Web page and app entries:
__________

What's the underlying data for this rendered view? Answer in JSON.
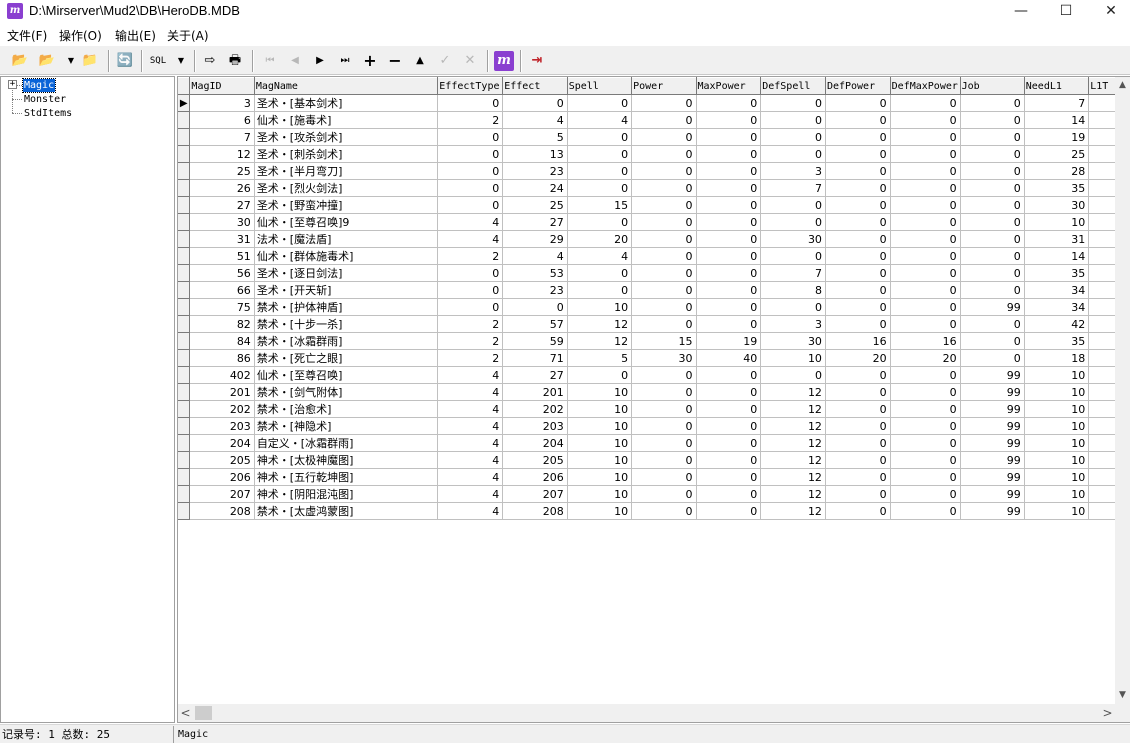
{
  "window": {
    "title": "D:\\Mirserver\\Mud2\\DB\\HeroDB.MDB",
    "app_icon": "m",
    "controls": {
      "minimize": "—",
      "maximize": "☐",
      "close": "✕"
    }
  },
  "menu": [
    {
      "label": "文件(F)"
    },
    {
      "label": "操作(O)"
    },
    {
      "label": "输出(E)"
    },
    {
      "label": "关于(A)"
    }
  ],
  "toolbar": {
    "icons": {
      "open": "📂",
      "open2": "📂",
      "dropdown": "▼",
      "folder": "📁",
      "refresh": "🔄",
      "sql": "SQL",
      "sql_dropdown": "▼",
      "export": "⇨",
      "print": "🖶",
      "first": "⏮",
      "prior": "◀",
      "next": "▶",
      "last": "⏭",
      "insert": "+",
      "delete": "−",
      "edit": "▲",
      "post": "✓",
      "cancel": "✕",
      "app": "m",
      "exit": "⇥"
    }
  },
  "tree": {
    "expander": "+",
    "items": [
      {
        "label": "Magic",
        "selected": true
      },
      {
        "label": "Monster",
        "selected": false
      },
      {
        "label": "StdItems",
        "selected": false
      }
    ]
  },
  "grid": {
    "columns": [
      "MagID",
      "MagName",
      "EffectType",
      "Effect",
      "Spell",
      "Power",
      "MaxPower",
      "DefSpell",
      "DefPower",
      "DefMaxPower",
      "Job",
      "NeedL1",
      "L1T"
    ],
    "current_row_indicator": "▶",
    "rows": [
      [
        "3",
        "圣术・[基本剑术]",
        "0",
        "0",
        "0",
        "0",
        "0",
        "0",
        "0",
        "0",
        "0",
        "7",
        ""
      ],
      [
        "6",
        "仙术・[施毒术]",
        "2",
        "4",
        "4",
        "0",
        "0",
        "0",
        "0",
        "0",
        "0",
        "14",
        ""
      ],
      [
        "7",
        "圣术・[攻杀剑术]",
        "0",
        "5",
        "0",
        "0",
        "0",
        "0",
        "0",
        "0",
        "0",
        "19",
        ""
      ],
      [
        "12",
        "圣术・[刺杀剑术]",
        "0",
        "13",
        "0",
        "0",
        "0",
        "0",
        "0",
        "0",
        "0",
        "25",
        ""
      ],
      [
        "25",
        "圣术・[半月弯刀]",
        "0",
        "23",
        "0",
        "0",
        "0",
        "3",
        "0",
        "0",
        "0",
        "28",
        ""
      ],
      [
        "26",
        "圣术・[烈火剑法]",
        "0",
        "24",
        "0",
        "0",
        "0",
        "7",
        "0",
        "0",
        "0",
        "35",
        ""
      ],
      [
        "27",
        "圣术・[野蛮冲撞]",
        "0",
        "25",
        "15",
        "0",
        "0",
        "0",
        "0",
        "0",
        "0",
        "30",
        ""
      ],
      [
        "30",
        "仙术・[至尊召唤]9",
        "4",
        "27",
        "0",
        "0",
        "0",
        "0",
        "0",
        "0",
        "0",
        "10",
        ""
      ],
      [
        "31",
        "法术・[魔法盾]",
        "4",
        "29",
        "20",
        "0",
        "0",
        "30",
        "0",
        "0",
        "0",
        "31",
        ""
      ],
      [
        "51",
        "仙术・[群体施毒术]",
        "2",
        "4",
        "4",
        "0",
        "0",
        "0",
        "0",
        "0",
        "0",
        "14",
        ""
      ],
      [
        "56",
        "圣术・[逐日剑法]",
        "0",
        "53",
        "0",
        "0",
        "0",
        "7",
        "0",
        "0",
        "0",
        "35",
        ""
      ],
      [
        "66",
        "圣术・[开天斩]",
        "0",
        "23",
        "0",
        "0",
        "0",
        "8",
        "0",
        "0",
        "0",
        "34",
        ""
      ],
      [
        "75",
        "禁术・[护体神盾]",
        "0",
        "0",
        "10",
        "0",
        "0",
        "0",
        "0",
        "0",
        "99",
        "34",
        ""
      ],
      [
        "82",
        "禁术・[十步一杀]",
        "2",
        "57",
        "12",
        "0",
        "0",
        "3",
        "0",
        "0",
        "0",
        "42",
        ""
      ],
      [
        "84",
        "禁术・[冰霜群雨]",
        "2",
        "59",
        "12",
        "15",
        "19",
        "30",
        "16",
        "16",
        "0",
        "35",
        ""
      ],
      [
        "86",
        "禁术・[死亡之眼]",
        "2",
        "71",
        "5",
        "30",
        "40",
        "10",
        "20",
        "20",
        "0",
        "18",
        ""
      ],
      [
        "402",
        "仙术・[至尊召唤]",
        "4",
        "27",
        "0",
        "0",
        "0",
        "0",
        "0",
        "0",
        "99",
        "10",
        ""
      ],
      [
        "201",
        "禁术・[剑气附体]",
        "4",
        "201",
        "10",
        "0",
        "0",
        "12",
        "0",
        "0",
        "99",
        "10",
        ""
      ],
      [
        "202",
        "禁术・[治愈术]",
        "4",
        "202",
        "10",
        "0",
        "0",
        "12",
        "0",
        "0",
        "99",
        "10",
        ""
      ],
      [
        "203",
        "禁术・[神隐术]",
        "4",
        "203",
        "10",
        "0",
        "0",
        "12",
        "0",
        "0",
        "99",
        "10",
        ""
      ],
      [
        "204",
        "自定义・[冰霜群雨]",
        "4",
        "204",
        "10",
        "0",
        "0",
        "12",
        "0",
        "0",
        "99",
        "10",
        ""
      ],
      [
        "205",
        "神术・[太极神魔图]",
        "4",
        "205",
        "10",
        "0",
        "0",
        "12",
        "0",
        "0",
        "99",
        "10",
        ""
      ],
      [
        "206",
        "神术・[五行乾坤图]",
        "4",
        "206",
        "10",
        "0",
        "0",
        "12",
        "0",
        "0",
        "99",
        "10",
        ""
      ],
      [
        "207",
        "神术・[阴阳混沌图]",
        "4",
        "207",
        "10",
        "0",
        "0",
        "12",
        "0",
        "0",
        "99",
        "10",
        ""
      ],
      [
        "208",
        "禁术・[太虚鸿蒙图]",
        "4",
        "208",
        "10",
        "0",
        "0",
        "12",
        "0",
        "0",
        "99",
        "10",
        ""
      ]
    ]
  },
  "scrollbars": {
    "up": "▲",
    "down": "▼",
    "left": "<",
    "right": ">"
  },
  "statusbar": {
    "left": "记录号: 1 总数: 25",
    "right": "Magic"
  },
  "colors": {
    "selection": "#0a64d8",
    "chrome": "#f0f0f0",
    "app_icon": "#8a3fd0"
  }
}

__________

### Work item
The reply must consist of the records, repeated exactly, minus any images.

### Answer box
What's the underlying data for this rendered view? Answer in JSON.
{
  "window": {
    "title": "D:\\Mirserver\\Mud2\\DB\\HeroDB.MDB",
    "app_icon": "m",
    "controls": {
      "minimize": "—",
      "maximize": "☐",
      "close": "✕"
    }
  },
  "menu": [
    {
      "label": "文件(F)"
    },
    {
      "label": "操作(O)"
    },
    {
      "label": "输出(E)"
    },
    {
      "label": "关于(A)"
    }
  ],
  "toolbar": {
    "icons": {
      "open": "📂",
      "open2": "📂",
      "dropdown": "▼",
      "folder": "📁",
      "refresh": "🔄",
      "sql": "SQL",
      "sql_dropdown": "▼",
      "export": "⇨",
      "print": "🖶",
      "first": "⏮",
      "prior": "◀",
      "next": "▶",
      "last": "⏭",
      "insert": "+",
      "delete": "−",
      "edit": "▲",
      "post": "✓",
      "cancel": "✕",
      "app": "m",
      "exit": "⇥"
    }
  },
  "tree": {
    "expander": "+",
    "items": [
      {
        "label": "Magic",
        "selected": true
      },
      {
        "label": "Monster",
        "selected": false
      },
      {
        "label": "StdItems",
        "selected": false
      }
    ]
  },
  "grid": {
    "columns": [
      "MagID",
      "MagName",
      "EffectType",
      "Effect",
      "Spell",
      "Power",
      "MaxPower",
      "DefSpell",
      "DefPower",
      "DefMaxPower",
      "Job",
      "NeedL1",
      "L1T"
    ],
    "current_row_indicator": "▶",
    "rows": [
      [
        "3",
        "圣术・[基本剑术]",
        "0",
        "0",
        "0",
        "0",
        "0",
        "0",
        "0",
        "0",
        "0",
        "7",
        ""
      ],
      [
        "6",
        "仙术・[施毒术]",
        "2",
        "4",
        "4",
        "0",
        "0",
        "0",
        "0",
        "0",
        "0",
        "14",
        ""
      ],
      [
        "7",
        "圣术・[攻杀剑术]",
        "0",
        "5",
        "0",
        "0",
        "0",
        "0",
        "0",
        "0",
        "0",
        "19",
        ""
      ],
      [
        "12",
        "圣术・[刺杀剑术]",
        "0",
        "13",
        "0",
        "0",
        "0",
        "0",
        "0",
        "0",
        "0",
        "25",
        ""
      ],
      [
        "25",
        "圣术・[半月弯刀]",
        "0",
        "23",
        "0",
        "0",
        "0",
        "3",
        "0",
        "0",
        "0",
        "28",
        ""
      ],
      [
        "26",
        "圣术・[烈火剑法]",
        "0",
        "24",
        "0",
        "0",
        "0",
        "7",
        "0",
        "0",
        "0",
        "35",
        ""
      ],
      [
        "27",
        "圣术・[野蛮冲撞]",
        "0",
        "25",
        "15",
        "0",
        "0",
        "0",
        "0",
        "0",
        "0",
        "30",
        ""
      ],
      [
        "30",
        "仙术・[至尊召唤]9",
        "4",
        "27",
        "0",
        "0",
        "0",
        "0",
        "0",
        "0",
        "0",
        "10",
        ""
      ],
      [
        "31",
        "法术・[魔法盾]",
        "4",
        "29",
        "20",
        "0",
        "0",
        "30",
        "0",
        "0",
        "0",
        "31",
        ""
      ],
      [
        "51",
        "仙术・[群体施毒术]",
        "2",
        "4",
        "4",
        "0",
        "0",
        "0",
        "0",
        "0",
        "0",
        "14",
        ""
      ],
      [
        "56",
        "圣术・[逐日剑法]",
        "0",
        "53",
        "0",
        "0",
        "0",
        "7",
        "0",
        "0",
        "0",
        "35",
        ""
      ],
      [
        "66",
        "圣术・[开天斩]",
        "0",
        "23",
        "0",
        "0",
        "0",
        "8",
        "0",
        "0",
        "0",
        "34",
        ""
      ],
      [
        "75",
        "禁术・[护体神盾]",
        "0",
        "0",
        "10",
        "0",
        "0",
        "0",
        "0",
        "0",
        "99",
        "34",
        ""
      ],
      [
        "82",
        "禁术・[十步一杀]",
        "2",
        "57",
        "12",
        "0",
        "0",
        "3",
        "0",
        "0",
        "0",
        "42",
        ""
      ],
      [
        "84",
        "禁术・[冰霜群雨]",
        "2",
        "59",
        "12",
        "15",
        "19",
        "30",
        "16",
        "16",
        "0",
        "35",
        ""
      ],
      [
        "86",
        "禁术・[死亡之眼]",
        "2",
        "71",
        "5",
        "30",
        "40",
        "10",
        "20",
        "20",
        "0",
        "18",
        ""
      ],
      [
        "402",
        "仙术・[至尊召唤]",
        "4",
        "27",
        "0",
        "0",
        "0",
        "0",
        "0",
        "0",
        "99",
        "10",
        ""
      ],
      [
        "201",
        "禁术・[剑气附体]",
        "4",
        "201",
        "10",
        "0",
        "0",
        "12",
        "0",
        "0",
        "99",
        "10",
        ""
      ],
      [
        "202",
        "禁术・[治愈术]",
        "4",
        "202",
        "10",
        "0",
        "0",
        "12",
        "0",
        "0",
        "99",
        "10",
        ""
      ],
      [
        "203",
        "禁术・[神隐术]",
        "4",
        "203",
        "10",
        "0",
        "0",
        "12",
        "0",
        "0",
        "99",
        "10",
        ""
      ],
      [
        "204",
        "自定义・[冰霜群雨]",
        "4",
        "204",
        "10",
        "0",
        "0",
        "12",
        "0",
        "0",
        "99",
        "10",
        ""
      ],
      [
        "205",
        "神术・[太极神魔图]",
        "4",
        "205",
        "10",
        "0",
        "0",
        "12",
        "0",
        "0",
        "99",
        "10",
        ""
      ],
      [
        "206",
        "神术・[五行乾坤图]",
        "4",
        "206",
        "10",
        "0",
        "0",
        "12",
        "0",
        "0",
        "99",
        "10",
        ""
      ],
      [
        "207",
        "神术・[阴阳混沌图]",
        "4",
        "207",
        "10",
        "0",
        "0",
        "12",
        "0",
        "0",
        "99",
        "10",
        ""
      ],
      [
        "208",
        "禁术・[太虚鸿蒙图]",
        "4",
        "208",
        "10",
        "0",
        "0",
        "12",
        "0",
        "0",
        "99",
        "10",
        ""
      ]
    ]
  },
  "scrollbars": {
    "up": "▲",
    "down": "▼",
    "left": "<",
    "right": ">"
  },
  "statusbar": {
    "left": "记录号: 1 总数: 25",
    "right": "Magic"
  },
  "colors": {
    "selection": "#0a64d8",
    "chrome": "#f0f0f0",
    "app_icon": "#8a3fd0"
  }
}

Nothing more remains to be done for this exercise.